# Position time graph describing constant velocity

1. Oct 2, 2007

### cherryrocket

Questions:
a. Q: Find the position at 20s. A: I'm sure it's 56m.

b. Q: Find the maximum displacement
A:
A- 28-0 m = 28m
B- 28-28 m = 0m
C- 56-28m = 28 m
D - 0 - 56m= -56m. This is the one I am worried about, is it correct?

c. Q: Find the velocity in section A of the graph
A: v=m=rise/run = (28-0)m/(8-0)s = 3.5m/s

d. Q: Find the velocity in section D of the graph
A: v=m = rise/run = (0-56)m/(40-20)s = -2.8m/s Is the negative sign correct? Is it negative because the bicycle is going back in the direction of its point of reference?

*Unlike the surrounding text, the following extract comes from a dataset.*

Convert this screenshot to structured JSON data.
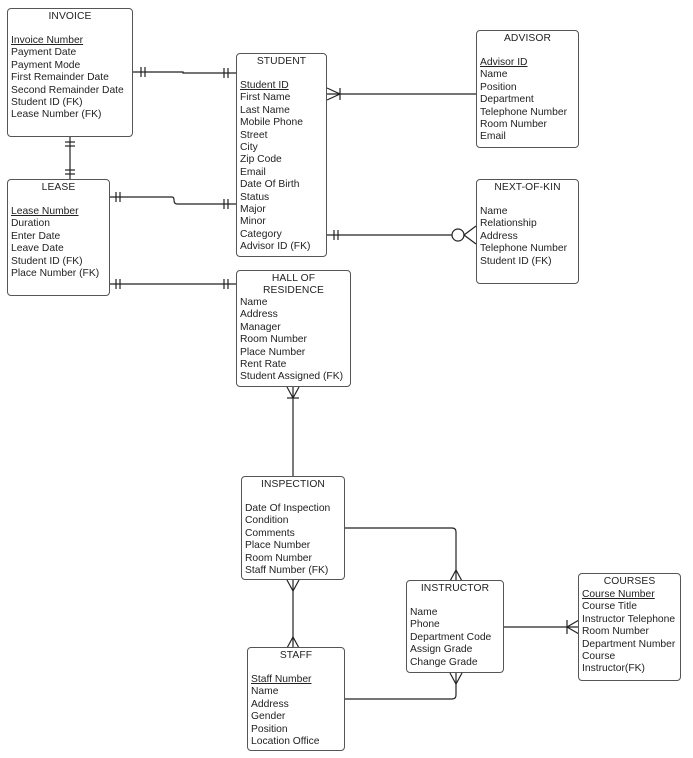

e. Q: What is happening in section B?
A: The bicycle has remains stopped. No motion.

f. Q: Calculate the average velocity for the whole trip.
A:
A. V= 3.5 m/s
B. V= 0 m/s
C. V= 5.6 m/s
D. V= -2.8 m/s

Vave = (3.5)+(0)+(5.6)+(-2.8) m/s = 6.3 m/s / 4 = 1.575 m/s = 1.58 m/s (significant digits)
Does this seem like an accurate average velocity? Should I have included the result of b which is zero velocity, because using that number greatly reduces my total average velocity...

2. Oct 2, 2007

### cristo

Staff Emeritus
The above is all correct.
I'd use a weighted average here. So, the average velocity = (3.5*8+0*7... etc)/40 (do you see what I'm doing there? You need to weight the average velocity since the four components are not all equal time intervals)

Apart from that, well done!

3. Oct 2, 2007

### Avodyne

For part D, the answer should be +56 m. The maximum displacement is simply the furthest distance the point gets from zero; at a glance, you can see that this is +56m.

Yes, velocity is negative when the object is going backwards.

The easy way to get average velocity is (total displacement)/(total time). In this case, total displacement is zero, so the average velocity is zero. This is equivalent to the "weighted average".